Comment – UK PMI surveys point to stagnant economy at start of third quarter
The PMI surveys indicated that the UK economy stagnated in July, steadying after a contraction in June, but still signalling one of the worst performances since the height of the global financial crisis in 2009. Jobs growth meanwhile weakened as business confidence regarding the year-ahead outlook deteriorated.
Modest service sector growth helped counter the sharpest drop in manufacturing output for seven years and a construction sector that is mired in its deepest downturn since 2009.
Economy largely stalled in July.
The IHS Markit/CIPS ‘all-sector’ PMI rose from 49.2 in June to 50.3 in July, lifting marginally above the no-change level of 50. However, with the exception of the brief decline seen in the immediate aftermath of the 2016 referendum, lower readings have only been recorded six times since the global financial crisis in 2009, four of which were in the downturn of 2012 while two weaker months were seen earlier this year.
The latest reading is indicative of the economy stagnating at the start of the third quarter, having signalled a 0.1% contraction for the second quarter.
An improved rate of growth in the service sector to the highest since October was offset by further steep declines in manufacturing and construction output. Goods producers reported the quickest drop in production since July 2012 while the building sector suffered the second-sharpest drop in activity since mid-2009, with only June having seen a steeper fall.
Service sector growth also remained subdued, constrained by a marked fall in business services activity. The latest drop in the business-to-business sub-sector of the services PMI has been exceeded only once (in July 2012) since the global financial crisis.
In contrast, the best performing sector was consumer services, highlighting how the economy remains dependent on consumer spending to avoid contraction.
Job gains hint at falling productivity
Better news came in the form of a further rise in employment which, although weaker than that seen in June, was the second-fastest recorded for eight months. However, the labour market improvement was limited to the service sector. Both manufacturing and construction sectors reported increased job losses.

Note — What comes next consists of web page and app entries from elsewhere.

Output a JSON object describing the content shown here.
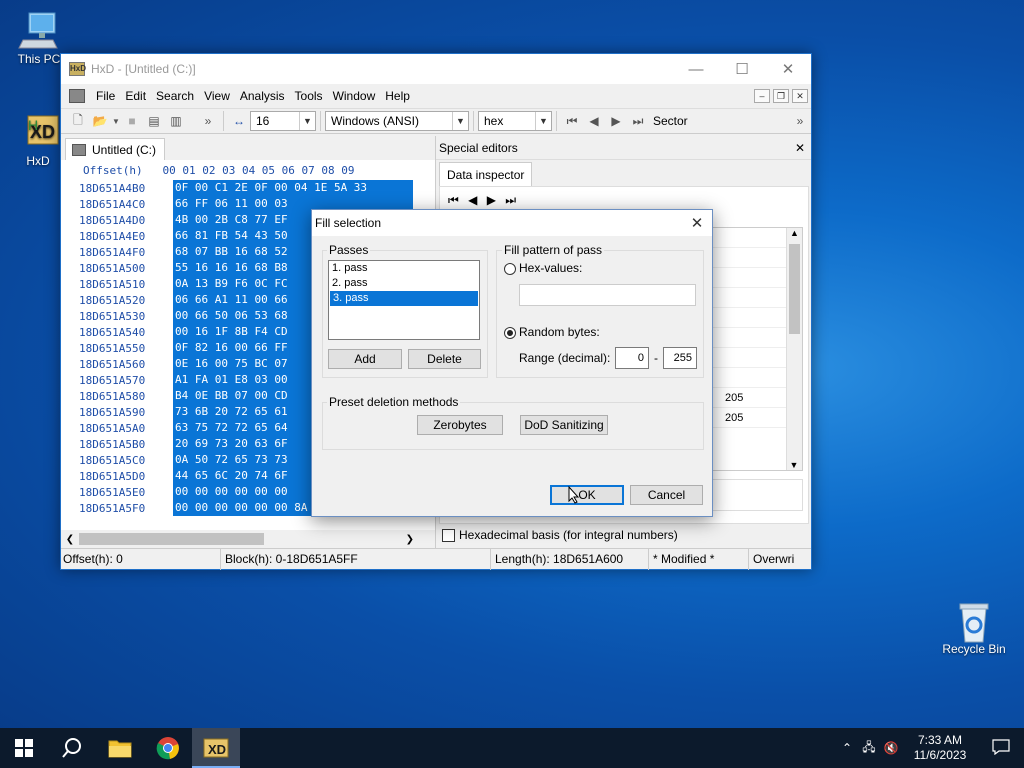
{
  "desktop": {
    "icons": [
      {
        "label": "This PC",
        "icon": "computer-icon"
      },
      {
        "label": "HxD",
        "icon": "hxd-app-icon"
      },
      {
        "label": "Recycle Bin",
        "icon": "recycle-bin-icon"
      }
    ]
  },
  "window": {
    "title": "HxD - [Untitled (C:)]",
    "menu": [
      "File",
      "Edit",
      "Search",
      "View",
      "Analysis",
      "Tools",
      "Window",
      "Help"
    ],
    "toolbar": {
      "bytes_per_row": "16",
      "charset": "Windows (ANSI)",
      "offset_base": "hex",
      "sector_label": "Sector"
    },
    "tab_label": "Untitled (C:)",
    "hex": {
      "header": "Offset(h)   00 01 02 03 04 05 06 07 08 09",
      "rows": [
        {
          "offset": "18D651A4B0",
          "bytes": "0F 00 C1 2E 0F 00 04 1E 5A 33"
        },
        {
          "offset": "18D651A4C0",
          "bytes": "66 FF 06 11 00 03"
        },
        {
          "offset": "18D651A4D0",
          "bytes": "4B 00 2B C8 77 EF"
        },
        {
          "offset": "18D651A4E0",
          "bytes": "66 81 FB 54 43 50"
        },
        {
          "offset": "18D651A4F0",
          "bytes": "68 07 BB 16 68 52"
        },
        {
          "offset": "18D651A500",
          "bytes": "55 16 16 16 68 B8"
        },
        {
          "offset": "18D651A510",
          "bytes": "0A 13 B9 F6 0C FC"
        },
        {
          "offset": "18D651A520",
          "bytes": "06 66 A1 11 00 66"
        },
        {
          "offset": "18D651A530",
          "bytes": "00 66 50 06 53 68"
        },
        {
          "offset": "18D651A540",
          "bytes": "00 16 1F 8B F4 CD"
        },
        {
          "offset": "18D651A550",
          "bytes": "0F 82 16 00 66 FF"
        },
        {
          "offset": "18D651A560",
          "bytes": "0E 16 00 75 BC 07"
        },
        {
          "offset": "18D651A570",
          "bytes": "A1 FA 01 E8 03 00"
        },
        {
          "offset": "18D651A580",
          "bytes": "B4 0E BB 07 00 CD"
        },
        {
          "offset": "18D651A590",
          "bytes": "73 6B 20 72 65 61"
        },
        {
          "offset": "18D651A5A0",
          "bytes": "63 75 72 72 65 64"
        },
        {
          "offset": "18D651A5B0",
          "bytes": "20 69 73 20 63 6F"
        },
        {
          "offset": "18D651A5C0",
          "bytes": "0A 50 72 65 73 73"
        },
        {
          "offset": "18D651A5D0",
          "bytes": "44 65 6C 20 74 6F"
        },
        {
          "offset": "18D651A5E0",
          "bytes": "00 00 00 00 00 00"
        },
        {
          "offset": "18D651A5F0",
          "bytes": "00 00 00 00 00 00 8A 01 A7 01"
        }
      ]
    },
    "special_editors": {
      "title": "Special editors",
      "tab": "Data inspector",
      "partial_values": [
        "205",
        "205"
      ],
      "hex_basis_label": "Hexadecimal basis (for integral numbers)",
      "hex_basis_checked": false
    },
    "status": {
      "offset": "Offset(h): 0",
      "block": "Block(h): 0-18D651A5FF",
      "length": "Length(h): 18D651A600",
      "modified": "* Modified *",
      "mode": "Overwri"
    }
  },
  "dialog": {
    "title": "Fill selection",
    "passes_label": "Passes",
    "passes": [
      "1. pass",
      "2. pass",
      "3. pass"
    ],
    "selected_pass": "3. pass",
    "add_label": "Add",
    "delete_label": "Delete",
    "fill_pattern_label": "Fill pattern of pass",
    "hex_values_label": "Hex-values:",
    "hex_values_value": "",
    "random_bytes_label": "Random bytes:",
    "selected_pattern": "Random bytes",
    "range_label": "Range (decimal):",
    "range_min": "0",
    "range_sep": "-",
    "range_max": "255",
    "preset_label": "Preset deletion methods",
    "zerobytes_label": "Zerobytes",
    "dod_label": "DoD Sanitizing",
    "ok_label": "OK",
    "cancel_label": "Cancel"
  },
  "taskbar": {
    "time": "7:33 AM",
    "date": "11/6/2023",
    "apps": [
      "start-icon",
      "search-icon",
      "file-explorer-icon",
      "chrome-icon",
      "hxd-app-icon"
    ]
  }
}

Furthermore, the combination of ongoing job gains and stagnant output means productivity is indicated to have fallen in recent months at some of the fastest rates registered in the two decades of survey history.

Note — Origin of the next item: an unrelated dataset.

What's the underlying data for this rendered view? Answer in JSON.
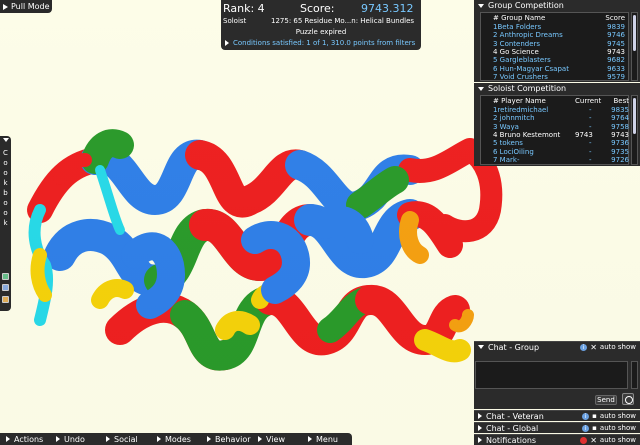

Inflationary pressures at three-year low
Inflationary pressures remained muted, despite some upward pressure from higher import prices arising from sterling’s recent weakness. Average input prices across the three sectors rose at a pace that, though marked, was the slowest for three years, due to softer raw material price inflation in the manufacturing sector.
Average prices charged for goods and services also rose at one of the weakest rates recorded over the past three years, as firms increasingly competed on prices to help drive sales.
Forward-looking indicators hint at weakness persisting in coming months. Overall growth of new orders revived to show the strongest gain so far this year, but only services saw an improvement. Severe falls in demand were seen in manufacturing and construction.
The inflow of new orders was also insufficient to prevent a further marked decline in backlogs of work. With order backlogs being depleted, firms are likely to curb both their hiring and output in coming months.
July also saw a weakening of optimism about the business outlook. Businesses’ expectations of their output growth in the year ahead fell for a second month. Apart from the lows seen earlier in the year and in the immediate aftermath of the 2016 referendum, the level of confidence was the weakest since comparable data were first available seven years ago.
Business worries continued to centre on Brexit-related uncertainty, concerns about slower economic growth at home and abroad, as well as wider geopolitical tensions and political uncertainty, especially in relation to trade wars.